The first time Cory Strathman experienced it, he was in college.
“I would exhibit symptoms of isolating and staying in my room for two to three days once a semester,” he remembers. “I told my friends that I was sick, but I just didn’t want to be around the world that day. I questioned my worth and path that life was on.“
As quickly as the negative thoughts appeared, though, they would resolve, and he would get back to his normal life “without thinking twice.”
Today, however, he recognizes those episodes as the start of what’s now been diagnosed as depressive disorder. And he’s making a public push to raise awareness of mental health conditions in hopes that others can get their own issues addressed sooner than later.
Strathman left college and started a career in education, working his way up to become an elementary school principal at the age of 28. He got married and had two kids. To most of his friends and colleagues, he appeared to have his life together.
In reality, he was struggling. He would experience symptoms of depression on a monthly basis. But because of the stigma he associated with mental health problems, he got good at hiding his pain while on the job.
“Most people wouldn’t have been able to tell that anything was different with me, but I would be just going through the motions,” he said.
He was also self-medicating, relying more and more on alcohol to provide temporary relief from the discomfort of his mental state.
The issues came to a head in January, when he was cited for driving under the influence after leaving the scene of a minor accident in Shawnee.
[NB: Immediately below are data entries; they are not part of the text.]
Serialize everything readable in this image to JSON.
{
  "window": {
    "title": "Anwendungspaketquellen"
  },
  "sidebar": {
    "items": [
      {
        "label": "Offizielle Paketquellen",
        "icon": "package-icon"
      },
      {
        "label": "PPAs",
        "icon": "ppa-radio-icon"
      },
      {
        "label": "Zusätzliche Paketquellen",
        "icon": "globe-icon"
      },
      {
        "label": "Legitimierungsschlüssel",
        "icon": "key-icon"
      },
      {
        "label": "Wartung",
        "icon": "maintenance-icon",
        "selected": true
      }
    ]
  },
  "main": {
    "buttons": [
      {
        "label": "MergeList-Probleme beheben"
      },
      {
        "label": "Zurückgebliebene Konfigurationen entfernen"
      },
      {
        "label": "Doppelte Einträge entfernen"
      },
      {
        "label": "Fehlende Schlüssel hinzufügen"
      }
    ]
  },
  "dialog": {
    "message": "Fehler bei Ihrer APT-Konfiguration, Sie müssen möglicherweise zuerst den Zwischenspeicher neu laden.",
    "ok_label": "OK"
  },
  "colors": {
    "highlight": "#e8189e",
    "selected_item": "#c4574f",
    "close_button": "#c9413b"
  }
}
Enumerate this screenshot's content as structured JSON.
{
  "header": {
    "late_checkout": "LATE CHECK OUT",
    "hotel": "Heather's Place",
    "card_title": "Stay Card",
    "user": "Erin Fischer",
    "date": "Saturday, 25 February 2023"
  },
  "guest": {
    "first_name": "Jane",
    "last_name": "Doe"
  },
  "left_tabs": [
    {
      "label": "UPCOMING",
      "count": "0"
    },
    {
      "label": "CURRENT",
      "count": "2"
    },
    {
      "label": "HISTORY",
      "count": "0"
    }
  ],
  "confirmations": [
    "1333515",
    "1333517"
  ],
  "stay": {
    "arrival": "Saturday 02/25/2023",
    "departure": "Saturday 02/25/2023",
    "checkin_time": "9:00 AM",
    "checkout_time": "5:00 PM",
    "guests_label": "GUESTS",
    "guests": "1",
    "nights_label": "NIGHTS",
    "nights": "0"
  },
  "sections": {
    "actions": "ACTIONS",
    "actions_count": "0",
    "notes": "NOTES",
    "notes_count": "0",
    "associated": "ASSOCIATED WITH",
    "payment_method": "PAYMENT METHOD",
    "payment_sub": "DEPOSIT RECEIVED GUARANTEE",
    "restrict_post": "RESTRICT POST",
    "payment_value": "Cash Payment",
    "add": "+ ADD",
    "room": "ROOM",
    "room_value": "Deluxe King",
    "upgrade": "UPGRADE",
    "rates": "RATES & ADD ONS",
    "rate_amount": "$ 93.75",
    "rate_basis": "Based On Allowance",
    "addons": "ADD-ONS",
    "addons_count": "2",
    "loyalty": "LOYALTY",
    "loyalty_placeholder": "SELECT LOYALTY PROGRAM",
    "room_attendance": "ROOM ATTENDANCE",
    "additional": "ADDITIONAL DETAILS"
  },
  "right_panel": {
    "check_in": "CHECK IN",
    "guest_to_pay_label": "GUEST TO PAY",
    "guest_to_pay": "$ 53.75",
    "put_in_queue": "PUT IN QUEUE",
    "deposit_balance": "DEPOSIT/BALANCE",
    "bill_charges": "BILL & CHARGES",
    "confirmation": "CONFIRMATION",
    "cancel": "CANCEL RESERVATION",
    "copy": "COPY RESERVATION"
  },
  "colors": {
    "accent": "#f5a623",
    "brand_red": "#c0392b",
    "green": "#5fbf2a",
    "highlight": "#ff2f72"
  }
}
All of a sudden, he was out of his job with the Shawnee Mission School District and facing a personal crisis.
Four months later, however, he says he’s never been in a better place. The accident and citation forced him to address his issues head on. He got diagnosed with both depressive disorder and alcohol use disorder and entered a treatment program.
“I’m not trying to mask it anymore,” he said. “I want people to know that you can get help, you can get professional support, and you can get better.”
In hopes of helping others avoid letting their mental health struggles have a negative impact on their lives, Strathman has launched a new website on which he discusses his own journey and provides information on resources available to those who may be experiencing troubles.
He’s also putting himself out as an “ear to listen,” encouraging people to reach out to him. Additionally, he’s made himself available for public speaking engagements.
Strathman acknowledges life isn’t perfect now. He’s unemployed, and experiences anxiety about how he will support his family.
“I worry about it daily, being a husband and father of two. I want to provide for my family and give them the life they deserve,” he said.
While the eduction field is probably not an option for him at this point, he’s hoping he can use the skills that made him an early success as an administrator in a business setting.
“I know that my six years experience in a leadership role has given me experiences and the skill set to make an impact on any company,” he said.
But, overall, he says, the difficulties he’s gone through recently have given him a new perspective and appreciation.
“You know, my whole career thus far has been about having a positive impact and helping people,” he said. “I’m not going to stop focusing on that.”